Cyclamen plants come in a range of reds, pinks and whites. These plants grow from small bulbs called corms. They prefer cool temperatures, and will decline
quickly if kept warm day and night. They prefer bright light and even moisture. The bulbs will rot if the plant is to wet.
While many toss the plants after they bloom, they will re-bloom with proper care. As the foliage begins to dye back, withhold water for a few months. After a rest period, gradually begin to add water. When you see signs of new growth, increase water and sunlight.
The genus Kalanchoe includes more than 100 plants, but only a few are regularly seen in cultivation. Kalanchoes are native to arid areas, and they are popular succulents. Modern hybrids are valued for their interesting leaf-forms or for their flowers. Flowering Kalanchoes are available in red, pink, yellow, or white. Like many succulents, these are not difficult plants to grow, providing you are careful with the water, especially in the winter.

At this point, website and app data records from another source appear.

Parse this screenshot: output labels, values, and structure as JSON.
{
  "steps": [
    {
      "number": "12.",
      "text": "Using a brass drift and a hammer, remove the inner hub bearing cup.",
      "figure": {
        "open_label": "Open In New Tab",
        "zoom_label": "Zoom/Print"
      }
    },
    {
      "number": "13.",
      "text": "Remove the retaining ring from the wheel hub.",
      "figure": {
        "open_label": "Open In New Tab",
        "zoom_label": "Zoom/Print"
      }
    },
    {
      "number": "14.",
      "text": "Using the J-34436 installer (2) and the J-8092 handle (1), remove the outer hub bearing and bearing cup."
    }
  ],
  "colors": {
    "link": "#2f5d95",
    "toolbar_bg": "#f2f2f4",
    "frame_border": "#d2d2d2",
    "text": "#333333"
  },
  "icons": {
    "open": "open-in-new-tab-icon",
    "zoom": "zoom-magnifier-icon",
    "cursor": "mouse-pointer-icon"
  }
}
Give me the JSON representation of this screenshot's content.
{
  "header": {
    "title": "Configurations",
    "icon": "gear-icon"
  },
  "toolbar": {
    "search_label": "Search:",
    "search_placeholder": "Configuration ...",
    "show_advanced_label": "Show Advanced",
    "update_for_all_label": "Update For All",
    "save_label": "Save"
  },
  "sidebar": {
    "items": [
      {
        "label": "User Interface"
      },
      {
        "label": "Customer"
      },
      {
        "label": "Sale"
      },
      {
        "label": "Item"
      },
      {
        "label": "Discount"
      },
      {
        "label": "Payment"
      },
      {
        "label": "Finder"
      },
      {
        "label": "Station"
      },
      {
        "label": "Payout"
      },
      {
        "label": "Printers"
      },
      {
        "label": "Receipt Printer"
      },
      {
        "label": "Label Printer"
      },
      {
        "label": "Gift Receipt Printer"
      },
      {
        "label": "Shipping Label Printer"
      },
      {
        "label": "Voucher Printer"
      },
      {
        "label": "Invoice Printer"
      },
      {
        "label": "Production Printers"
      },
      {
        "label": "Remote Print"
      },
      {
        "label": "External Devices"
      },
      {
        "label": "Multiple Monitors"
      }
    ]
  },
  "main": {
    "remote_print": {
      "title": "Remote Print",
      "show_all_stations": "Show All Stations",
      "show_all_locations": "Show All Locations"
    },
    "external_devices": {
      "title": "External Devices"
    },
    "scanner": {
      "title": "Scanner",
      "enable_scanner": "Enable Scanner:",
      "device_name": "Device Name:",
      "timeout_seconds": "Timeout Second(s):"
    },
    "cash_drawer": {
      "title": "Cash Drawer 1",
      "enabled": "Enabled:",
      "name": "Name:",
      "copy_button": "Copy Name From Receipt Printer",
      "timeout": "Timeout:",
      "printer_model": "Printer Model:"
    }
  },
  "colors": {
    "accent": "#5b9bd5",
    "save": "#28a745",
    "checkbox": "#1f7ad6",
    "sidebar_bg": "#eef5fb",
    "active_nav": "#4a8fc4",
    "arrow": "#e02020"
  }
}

Light: They prefer bright, sunny locations, especially in the summer growing season. During the winter, consider a south-facing window.
Water: Water moderately throughout the summer and reduce watering in the winter. Let the soil surface dry out between waterings, and in the winter, the plant can almost dry out. Watch the fleshy leaves for signs of water distress.
Temperature: They prefer warmth, do not let the temperature fall below 55ºF.
Soil: An ordinary potting soil mix is fine.
Fertilizer: Feed bi-weekly in the summer with a liquid fertilizer, or use slow-release pellets.